Civil forfeiture allows law enforcement to take property from citizens without charging anyone with a crime. The property is then handed off to the government who can then sell it for profit.
When these rules first came into place, they were meant to deter crime but it’s now suggested they’re turning cops into robbers as government uses these laws as a way to make a profit. It’s becoming one of the biggest threats to property rights.
We’ve already seen a few significant stories coming out of Canada, specifically Ontario, including that of Margaret and Terry Reilly. Things went sideways for the couple who owned rental properties when in 2008, the police found that illegal drug activity was occurring at two of the residences. Shortly after, those properties were seized by the Ontario government.
Once Margaret and Terry were stripped of landlord rights, the properties were unoccupied and left to deteriorate.
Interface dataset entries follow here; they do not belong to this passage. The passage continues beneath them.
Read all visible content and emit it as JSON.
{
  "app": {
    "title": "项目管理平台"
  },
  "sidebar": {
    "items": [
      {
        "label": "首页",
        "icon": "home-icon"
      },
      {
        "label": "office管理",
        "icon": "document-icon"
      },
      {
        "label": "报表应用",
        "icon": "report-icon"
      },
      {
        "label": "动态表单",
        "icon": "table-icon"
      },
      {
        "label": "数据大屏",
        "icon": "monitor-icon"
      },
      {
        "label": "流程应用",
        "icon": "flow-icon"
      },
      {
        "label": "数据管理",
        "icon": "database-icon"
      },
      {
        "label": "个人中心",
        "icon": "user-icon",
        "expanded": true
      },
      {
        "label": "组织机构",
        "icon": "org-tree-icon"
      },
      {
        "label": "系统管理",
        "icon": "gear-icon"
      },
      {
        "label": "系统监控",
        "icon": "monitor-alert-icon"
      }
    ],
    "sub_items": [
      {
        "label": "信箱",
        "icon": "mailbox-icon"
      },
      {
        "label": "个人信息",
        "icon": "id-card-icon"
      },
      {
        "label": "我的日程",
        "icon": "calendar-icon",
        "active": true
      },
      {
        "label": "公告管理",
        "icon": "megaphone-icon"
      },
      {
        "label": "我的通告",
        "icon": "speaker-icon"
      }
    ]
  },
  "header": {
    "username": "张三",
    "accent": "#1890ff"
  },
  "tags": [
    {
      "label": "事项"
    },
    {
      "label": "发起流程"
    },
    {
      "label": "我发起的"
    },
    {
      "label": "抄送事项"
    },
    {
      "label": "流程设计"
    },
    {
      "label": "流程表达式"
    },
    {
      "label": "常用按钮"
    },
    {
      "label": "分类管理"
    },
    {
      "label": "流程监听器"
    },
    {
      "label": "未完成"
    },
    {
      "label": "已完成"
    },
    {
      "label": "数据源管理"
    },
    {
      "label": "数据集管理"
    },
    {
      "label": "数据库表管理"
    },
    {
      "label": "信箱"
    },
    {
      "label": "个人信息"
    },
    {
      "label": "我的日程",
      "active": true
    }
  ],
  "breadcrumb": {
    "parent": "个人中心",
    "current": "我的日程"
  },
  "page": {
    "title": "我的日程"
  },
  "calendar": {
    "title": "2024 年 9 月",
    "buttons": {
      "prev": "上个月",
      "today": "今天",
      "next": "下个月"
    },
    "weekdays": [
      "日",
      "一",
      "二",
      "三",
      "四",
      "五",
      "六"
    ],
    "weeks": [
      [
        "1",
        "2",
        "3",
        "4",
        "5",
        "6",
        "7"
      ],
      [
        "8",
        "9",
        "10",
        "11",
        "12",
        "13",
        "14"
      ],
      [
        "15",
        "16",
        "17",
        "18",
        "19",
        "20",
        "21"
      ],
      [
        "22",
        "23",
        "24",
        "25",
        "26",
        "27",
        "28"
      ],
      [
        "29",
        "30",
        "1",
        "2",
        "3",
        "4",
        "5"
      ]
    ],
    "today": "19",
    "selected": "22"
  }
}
The couple were forced to stand by and watch it all happen even though they had never been found guilty of, or involved in, any crime.
In the United States, the problem appears to be worse.
For example, in 2011 Philadelphia made 6,560 forfeiture petitions for things like cars, cash and homes and from 2002 to 2012, that city took in $64 million from the process, $25 million of which went to pay for salaries.
That’s pretty telling isn’t it? Not only is this unconstitutional and a threat to property rights, but it’s as if the police are now looking for profit over justice.
If this can happen to Bruce Montague and the Reillys, it can happen to any one of us.